Published by the American Academy of Pediatrics, PEDIATRICS Volume 119, Number 1, January 2007
Abstract and Introduction here. To download PDF of full clinical report, Click here
Play is essential to development because it contributes to the cognitive, physical, social, and emotional well-being of children and youth. Play also offers an ideal opportunity for parents to engage fully with their children. Despite the benefits derived from play for both children and parents, time for free play has been markedly reduced for some children. This report addresses a variety of factors that have reduced play, including a hurried lifestyle, changes in family structure, and increased attention to academics and enrichment activities at the expense of recess or free child-centered play. This report offers guidelines on how pediatricians can advocate for children by helping families, school systems, and communities consider how best to ensure that play is protected as they seek the balance in children’s lives to create the optimal developmental milieu.
Play is so important to optimal child development that it has been recognized by the United Nations High Commission for Human Rights as a right of every child.1 This birthright is challenged by forces including child labor and exploitation practices, war and neighborhood violence, and the limited resources available to children living in poverty. However, even those children who are fortunate enough to have abundant available resources and who live in relative peace may not be receiving the full benefits of play. Many of these children are being raised in an increasingly hurried and pressured style that may limit the protective benefits they would gain from child-driven play. Because every child deserves the opportunity to develop to their unique potential, child advocates must consider all factors that interfere with optimal development and press for circumstances that allow each child to fully reap the advantages associated with play.

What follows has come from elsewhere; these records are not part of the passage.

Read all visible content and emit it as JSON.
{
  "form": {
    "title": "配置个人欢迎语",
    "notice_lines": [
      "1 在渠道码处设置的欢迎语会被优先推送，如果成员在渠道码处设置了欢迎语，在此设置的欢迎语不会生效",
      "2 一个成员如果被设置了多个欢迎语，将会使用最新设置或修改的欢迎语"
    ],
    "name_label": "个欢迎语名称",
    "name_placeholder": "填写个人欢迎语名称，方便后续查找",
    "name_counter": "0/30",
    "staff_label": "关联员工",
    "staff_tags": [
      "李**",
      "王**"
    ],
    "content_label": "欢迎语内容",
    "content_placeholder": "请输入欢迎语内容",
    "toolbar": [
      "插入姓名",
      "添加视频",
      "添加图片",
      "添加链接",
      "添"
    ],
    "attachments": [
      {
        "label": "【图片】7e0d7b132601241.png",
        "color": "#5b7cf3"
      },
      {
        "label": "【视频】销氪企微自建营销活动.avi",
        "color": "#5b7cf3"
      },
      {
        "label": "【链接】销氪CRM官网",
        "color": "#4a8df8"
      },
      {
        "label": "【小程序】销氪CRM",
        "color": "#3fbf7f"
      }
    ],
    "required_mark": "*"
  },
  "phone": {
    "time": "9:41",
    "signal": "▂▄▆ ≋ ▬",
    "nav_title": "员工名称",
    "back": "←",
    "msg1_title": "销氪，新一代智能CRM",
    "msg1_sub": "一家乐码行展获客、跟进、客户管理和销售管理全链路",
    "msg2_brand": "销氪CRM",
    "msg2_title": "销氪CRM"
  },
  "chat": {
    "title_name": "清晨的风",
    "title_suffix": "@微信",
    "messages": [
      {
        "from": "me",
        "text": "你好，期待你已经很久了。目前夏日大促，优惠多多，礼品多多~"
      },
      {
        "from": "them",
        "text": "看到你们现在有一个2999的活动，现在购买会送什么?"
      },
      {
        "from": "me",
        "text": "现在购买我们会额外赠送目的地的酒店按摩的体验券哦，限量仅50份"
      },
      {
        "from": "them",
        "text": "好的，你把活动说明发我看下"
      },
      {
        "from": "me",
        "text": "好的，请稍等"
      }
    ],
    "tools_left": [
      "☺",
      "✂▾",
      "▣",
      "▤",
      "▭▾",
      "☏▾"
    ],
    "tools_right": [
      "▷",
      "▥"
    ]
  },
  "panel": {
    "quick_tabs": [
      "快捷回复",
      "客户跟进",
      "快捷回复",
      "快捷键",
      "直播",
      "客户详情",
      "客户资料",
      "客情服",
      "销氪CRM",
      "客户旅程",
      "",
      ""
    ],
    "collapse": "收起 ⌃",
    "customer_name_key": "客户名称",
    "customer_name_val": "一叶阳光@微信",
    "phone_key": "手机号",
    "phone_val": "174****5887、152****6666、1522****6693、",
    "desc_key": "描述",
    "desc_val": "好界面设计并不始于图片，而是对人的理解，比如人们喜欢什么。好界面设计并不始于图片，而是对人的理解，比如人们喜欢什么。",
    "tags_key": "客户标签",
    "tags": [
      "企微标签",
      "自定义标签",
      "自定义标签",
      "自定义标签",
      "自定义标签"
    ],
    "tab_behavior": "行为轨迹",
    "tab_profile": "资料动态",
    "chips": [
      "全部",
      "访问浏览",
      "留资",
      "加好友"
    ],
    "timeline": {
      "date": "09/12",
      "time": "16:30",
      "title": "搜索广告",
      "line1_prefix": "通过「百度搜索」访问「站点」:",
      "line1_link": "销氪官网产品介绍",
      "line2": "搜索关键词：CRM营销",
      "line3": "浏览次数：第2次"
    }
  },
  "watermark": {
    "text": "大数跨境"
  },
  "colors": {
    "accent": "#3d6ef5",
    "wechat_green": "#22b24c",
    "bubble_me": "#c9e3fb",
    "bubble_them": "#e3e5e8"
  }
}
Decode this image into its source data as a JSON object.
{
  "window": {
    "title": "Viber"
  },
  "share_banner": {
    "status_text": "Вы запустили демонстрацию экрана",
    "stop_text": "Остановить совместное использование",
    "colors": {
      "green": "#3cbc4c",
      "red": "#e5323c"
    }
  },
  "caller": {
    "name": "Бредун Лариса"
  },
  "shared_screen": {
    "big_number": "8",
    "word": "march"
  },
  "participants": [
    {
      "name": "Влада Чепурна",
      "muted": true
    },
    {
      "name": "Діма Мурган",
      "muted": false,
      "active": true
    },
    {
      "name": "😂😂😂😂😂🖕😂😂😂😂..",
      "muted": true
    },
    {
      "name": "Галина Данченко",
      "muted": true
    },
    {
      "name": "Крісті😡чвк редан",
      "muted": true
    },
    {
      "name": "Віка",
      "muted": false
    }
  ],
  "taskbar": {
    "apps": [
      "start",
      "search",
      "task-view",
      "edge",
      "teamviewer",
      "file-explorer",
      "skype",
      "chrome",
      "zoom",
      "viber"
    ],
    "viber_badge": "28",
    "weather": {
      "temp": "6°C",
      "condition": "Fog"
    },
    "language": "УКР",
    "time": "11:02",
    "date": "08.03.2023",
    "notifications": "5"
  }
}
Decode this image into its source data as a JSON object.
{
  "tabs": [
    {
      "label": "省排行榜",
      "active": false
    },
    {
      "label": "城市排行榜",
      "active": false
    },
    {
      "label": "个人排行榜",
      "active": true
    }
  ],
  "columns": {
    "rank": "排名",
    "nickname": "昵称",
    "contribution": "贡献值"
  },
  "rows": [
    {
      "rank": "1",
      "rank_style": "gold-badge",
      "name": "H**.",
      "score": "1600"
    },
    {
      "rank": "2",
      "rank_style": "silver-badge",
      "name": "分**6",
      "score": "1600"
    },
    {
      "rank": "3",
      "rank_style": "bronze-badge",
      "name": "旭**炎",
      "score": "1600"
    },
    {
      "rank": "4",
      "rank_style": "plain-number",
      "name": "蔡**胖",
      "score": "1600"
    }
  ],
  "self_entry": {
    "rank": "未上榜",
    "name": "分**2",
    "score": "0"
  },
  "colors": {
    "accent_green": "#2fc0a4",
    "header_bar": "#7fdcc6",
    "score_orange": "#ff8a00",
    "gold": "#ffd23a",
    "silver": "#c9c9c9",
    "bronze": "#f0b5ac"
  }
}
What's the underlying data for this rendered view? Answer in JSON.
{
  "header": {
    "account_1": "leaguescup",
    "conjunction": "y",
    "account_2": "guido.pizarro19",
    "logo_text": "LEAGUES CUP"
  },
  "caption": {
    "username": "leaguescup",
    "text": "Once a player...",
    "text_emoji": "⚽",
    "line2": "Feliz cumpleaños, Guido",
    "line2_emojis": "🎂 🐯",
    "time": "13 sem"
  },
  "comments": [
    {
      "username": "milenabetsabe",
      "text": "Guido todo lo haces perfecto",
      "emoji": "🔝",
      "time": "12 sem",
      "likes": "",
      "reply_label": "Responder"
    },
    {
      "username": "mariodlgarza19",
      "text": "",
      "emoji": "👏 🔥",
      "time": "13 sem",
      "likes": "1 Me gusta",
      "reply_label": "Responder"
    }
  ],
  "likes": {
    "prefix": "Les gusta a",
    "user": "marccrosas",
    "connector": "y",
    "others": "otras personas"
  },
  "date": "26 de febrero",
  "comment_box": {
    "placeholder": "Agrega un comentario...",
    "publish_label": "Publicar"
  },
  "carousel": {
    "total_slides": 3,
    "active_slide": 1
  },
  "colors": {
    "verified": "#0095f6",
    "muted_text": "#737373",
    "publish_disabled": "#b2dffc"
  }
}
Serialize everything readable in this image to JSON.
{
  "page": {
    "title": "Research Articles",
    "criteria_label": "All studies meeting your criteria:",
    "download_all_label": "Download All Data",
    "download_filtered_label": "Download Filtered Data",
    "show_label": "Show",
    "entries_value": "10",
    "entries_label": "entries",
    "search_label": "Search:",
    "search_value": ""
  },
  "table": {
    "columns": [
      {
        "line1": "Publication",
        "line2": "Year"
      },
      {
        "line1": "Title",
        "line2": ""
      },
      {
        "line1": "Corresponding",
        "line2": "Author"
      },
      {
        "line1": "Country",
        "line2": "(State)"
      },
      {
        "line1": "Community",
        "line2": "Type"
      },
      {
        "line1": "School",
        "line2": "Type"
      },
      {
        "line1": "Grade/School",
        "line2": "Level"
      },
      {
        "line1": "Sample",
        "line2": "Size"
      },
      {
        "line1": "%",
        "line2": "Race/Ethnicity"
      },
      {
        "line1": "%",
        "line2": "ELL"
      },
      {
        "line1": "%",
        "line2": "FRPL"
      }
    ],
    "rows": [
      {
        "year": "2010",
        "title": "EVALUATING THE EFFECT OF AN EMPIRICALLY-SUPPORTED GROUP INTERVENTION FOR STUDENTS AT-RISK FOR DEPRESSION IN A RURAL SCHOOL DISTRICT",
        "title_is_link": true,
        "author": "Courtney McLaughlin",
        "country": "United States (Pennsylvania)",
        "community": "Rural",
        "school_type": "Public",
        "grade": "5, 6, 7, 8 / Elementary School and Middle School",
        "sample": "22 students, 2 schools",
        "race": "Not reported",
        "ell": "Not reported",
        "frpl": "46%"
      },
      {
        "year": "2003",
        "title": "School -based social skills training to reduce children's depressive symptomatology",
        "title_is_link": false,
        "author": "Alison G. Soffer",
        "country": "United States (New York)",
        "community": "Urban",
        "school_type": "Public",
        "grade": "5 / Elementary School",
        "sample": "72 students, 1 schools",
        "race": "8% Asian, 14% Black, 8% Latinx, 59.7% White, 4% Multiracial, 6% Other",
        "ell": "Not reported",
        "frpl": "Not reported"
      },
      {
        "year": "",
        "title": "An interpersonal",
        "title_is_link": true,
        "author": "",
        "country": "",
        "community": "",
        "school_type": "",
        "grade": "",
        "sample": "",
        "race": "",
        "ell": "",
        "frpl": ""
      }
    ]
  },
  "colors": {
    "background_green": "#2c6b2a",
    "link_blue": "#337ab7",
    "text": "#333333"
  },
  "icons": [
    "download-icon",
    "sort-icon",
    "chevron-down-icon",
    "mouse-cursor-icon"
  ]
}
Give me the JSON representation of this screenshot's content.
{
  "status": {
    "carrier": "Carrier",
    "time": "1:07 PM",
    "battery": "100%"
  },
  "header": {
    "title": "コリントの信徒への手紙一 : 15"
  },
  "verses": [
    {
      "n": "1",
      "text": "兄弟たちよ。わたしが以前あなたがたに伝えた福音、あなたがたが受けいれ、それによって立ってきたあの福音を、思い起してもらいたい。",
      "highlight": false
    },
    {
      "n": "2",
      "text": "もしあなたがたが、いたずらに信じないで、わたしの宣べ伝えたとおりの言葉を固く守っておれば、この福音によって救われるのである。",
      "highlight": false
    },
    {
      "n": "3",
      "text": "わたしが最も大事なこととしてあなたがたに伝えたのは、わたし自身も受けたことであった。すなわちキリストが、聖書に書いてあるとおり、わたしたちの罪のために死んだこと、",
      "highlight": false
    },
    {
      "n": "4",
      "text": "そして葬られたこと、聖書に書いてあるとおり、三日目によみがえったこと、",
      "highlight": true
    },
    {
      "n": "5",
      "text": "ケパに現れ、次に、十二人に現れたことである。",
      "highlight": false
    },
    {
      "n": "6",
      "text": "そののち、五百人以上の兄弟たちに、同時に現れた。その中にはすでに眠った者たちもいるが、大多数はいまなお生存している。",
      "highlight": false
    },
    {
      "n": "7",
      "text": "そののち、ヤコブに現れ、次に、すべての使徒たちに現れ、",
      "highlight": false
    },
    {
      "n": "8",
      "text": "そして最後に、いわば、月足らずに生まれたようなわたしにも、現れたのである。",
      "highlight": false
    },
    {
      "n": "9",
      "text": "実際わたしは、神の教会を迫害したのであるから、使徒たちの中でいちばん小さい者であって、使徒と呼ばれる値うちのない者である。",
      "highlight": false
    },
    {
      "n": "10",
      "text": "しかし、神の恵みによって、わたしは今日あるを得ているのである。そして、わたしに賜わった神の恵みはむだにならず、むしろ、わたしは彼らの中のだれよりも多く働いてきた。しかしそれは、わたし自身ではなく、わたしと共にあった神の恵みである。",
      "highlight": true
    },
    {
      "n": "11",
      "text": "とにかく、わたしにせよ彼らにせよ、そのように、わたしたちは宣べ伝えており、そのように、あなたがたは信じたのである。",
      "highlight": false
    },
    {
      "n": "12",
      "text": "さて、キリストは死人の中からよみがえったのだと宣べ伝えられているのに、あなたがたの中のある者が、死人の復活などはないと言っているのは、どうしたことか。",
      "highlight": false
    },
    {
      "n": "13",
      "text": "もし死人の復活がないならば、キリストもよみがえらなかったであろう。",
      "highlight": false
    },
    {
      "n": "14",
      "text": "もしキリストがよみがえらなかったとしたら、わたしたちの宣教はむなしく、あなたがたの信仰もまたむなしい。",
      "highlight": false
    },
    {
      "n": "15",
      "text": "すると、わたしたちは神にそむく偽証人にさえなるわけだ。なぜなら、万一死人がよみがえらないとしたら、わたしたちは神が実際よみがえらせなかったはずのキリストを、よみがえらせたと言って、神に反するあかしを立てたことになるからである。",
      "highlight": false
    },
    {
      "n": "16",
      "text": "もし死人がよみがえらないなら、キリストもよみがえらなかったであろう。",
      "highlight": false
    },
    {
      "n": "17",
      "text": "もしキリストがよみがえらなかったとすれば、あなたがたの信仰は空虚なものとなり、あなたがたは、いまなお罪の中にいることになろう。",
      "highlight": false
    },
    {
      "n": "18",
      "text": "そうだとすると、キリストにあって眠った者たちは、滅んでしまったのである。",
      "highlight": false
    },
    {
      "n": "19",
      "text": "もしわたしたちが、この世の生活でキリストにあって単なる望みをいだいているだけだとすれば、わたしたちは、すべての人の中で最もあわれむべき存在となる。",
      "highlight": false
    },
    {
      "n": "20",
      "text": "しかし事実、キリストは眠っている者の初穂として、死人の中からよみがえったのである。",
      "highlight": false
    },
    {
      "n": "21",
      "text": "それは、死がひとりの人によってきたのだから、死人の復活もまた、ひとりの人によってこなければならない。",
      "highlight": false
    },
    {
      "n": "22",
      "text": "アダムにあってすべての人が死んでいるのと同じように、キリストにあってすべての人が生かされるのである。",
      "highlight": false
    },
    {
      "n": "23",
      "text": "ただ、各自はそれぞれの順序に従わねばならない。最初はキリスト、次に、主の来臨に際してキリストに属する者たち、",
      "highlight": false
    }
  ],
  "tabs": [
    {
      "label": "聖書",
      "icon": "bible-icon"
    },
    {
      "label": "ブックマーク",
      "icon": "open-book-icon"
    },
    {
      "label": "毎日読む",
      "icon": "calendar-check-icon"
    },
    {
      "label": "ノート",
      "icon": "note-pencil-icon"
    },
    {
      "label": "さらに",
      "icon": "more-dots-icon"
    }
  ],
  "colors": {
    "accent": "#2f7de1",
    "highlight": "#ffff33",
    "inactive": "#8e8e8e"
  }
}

No single set of guidelines could do justice to the many factors that impact on children’s play, even if it was to focus only on children living in the United States. These guidelines will focus on how American children with adequate resources may be limited from enjoying the full developmental assets associated with play because of a family’s hurried lifestyle as well as an increased focus on the fundamentals of academic preparation in lieu of a broader view of education. Those forces that prevent children in poverty and the working class from benefiting fully from play deserve full, even urgent, attention, and will be addressed in a future document. Those issues that impact on play for children with limited resources will be mentioned briefly here to reinforce that play contributes to optimal child development for all children and that we must advocate for the changes specific to the need of each child’s social and environmental context that would enhance the opportunities for play.
These guidelines were written in response to the multiple forces that challenge play. The overriding premise is that play (or some available free time in the case of older children and adolescents) is essential to the cognitive, physical, social, and emotional well-being of children and youth. Although the guidelines were written in defense of play, they should not be interpreted as being against other forces that compete for children’s time. Academic enrichment opportunities are vital for some children’s ability to progress academically, and participation in organized activities is known to promote healthy youth development.2,3 It is essential that a wide variety of programming remain available to meet the needs of both children and families. Rather, these guidelines call for an inclusion of play as we seek the balance in children’s lives that will create the optimal developmental milieu to prepare our children to be academically, socially, and emotionally equipped to lead us into
Headings not here
THE BENEFITS OF PLAY
REDUCED CHILD-DRIVEN PLAY AND THE POTENTIAL REPERCUSSIONS
FACTORS THAT HAVE CHANGED THE ROUTINE OF CHILDHOOD
WHY IS IT A PROBLEM?
WHAT ARE THE SOLUTIONS?
ADVICE FOR PEDIATRICIANS
To download PDF (110k) of full clinical report Click here